* **Work to be completed**
Every line of the material below is to be printed again exactly.

* **Study material**
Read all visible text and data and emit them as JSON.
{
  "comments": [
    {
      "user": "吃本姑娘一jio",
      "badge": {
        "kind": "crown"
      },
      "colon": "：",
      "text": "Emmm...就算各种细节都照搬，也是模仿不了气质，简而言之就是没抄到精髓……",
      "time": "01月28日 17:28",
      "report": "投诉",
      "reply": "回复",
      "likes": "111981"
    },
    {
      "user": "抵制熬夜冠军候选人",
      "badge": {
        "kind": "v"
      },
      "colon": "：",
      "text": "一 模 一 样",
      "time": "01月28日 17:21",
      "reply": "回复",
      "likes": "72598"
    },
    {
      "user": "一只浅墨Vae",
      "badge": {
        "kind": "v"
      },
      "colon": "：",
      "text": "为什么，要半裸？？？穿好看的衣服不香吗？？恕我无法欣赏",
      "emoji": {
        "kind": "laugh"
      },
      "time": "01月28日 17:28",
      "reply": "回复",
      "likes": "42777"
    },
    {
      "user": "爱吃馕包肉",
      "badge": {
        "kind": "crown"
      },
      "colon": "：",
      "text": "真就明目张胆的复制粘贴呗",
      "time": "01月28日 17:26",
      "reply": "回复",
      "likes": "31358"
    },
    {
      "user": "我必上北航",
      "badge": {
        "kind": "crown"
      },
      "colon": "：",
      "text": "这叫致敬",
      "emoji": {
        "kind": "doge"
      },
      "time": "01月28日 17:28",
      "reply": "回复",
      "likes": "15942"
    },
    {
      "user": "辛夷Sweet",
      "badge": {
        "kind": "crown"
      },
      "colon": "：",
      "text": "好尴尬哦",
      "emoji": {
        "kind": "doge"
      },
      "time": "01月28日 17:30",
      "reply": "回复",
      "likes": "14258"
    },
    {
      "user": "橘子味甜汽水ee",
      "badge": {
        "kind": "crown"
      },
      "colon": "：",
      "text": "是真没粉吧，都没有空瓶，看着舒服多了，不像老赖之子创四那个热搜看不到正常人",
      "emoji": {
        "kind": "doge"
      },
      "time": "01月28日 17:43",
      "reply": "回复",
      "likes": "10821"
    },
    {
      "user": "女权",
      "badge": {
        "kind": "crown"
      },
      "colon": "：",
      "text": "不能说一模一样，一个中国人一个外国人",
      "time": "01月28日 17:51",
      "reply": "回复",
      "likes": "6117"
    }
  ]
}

* **Answer space**
Read all visible text and data and emit them as JSON.
{
  "comments": [
    {
      "user": "吃本姑娘一jio",
      "badge": {
        "kind": "crown"
      },
      "colon": "：",
      "text": "Emmm...就算各种细节都照搬，也是模仿不了气质，简而言之就是没抄到精髓……",
      "time": "01月28日 17:28",
      "report": "投诉",
      "reply": "回复",
      "likes": "111981"
    },
    {
      "user": "抵制熬夜冠军候选人",
      "badge": {
        "kind": "v"
      },
      "colon": "：",
      "text": "一 模 一 样",
      "time": "01月28日 17:21",
      "reply": "回复",
      "likes": "72598"
    },
    {
      "user": "一只浅墨Vae",
      "badge": {
        "kind": "v"
      },
      "colon": "：",
      "text": "为什么，要半裸？？？穿好看的衣服不香吗？？恕我无法欣赏",
      "emoji": {
        "kind": "laugh"
      },
      "time": "01月28日 17:28",
      "reply": "回复",
      "likes": "42777"
    },
    {
      "user": "爱吃馕包肉",
      "badge": {
        "kind": "crown"
      },
      "colon": "：",
      "text": "真就明目张胆的复制粘贴呗",
      "time": "01月28日 17:26",
      "reply": "回复",
      "likes": "31358"
    },
    {
      "user": "我必上北航",
      "badge": {
        "kind": "crown"
      },
      "colon": "：",
      "text": "这叫致敬",
      "emoji": {
        "kind": "doge"
      },
      "time": "01月28日 17:28",
      "reply": "回复",
      "likes": "15942"
    },
    {
      "user": "辛夷Sweet",
      "badge": {
        "kind": "crown"
      },
      "colon": "：",
      "text": "好尴尬哦",
      "emoji": {
        "kind": "doge"
      },
      "time": "01月28日 17:30",
      "reply": "回复",
      "likes": "14258"
    },
    {
      "user": "橘子味甜汽水ee",
      "badge": {
        "kind": "crown"
      },
      "colon": "：",
      "text": "是真没粉吧，都没有空瓶，看着舒服多了，不像老赖之子创四那个热搜看不到正常人",
      "emoji": {
        "kind": "doge"
      },
      "time": "01月28日 17:43",
      "reply": "回复",
      "likes": "10821"
    },
    {
      "user": "女权",
      "badge": {
        "kind": "crown"
      },
      "colon": "：",
      "text": "不能说一模一样，一个中国人一个外国人",
      "time": "01月28日 17:51",
      "reply": "回复",
      "likes": "6117"
    }
  ]
}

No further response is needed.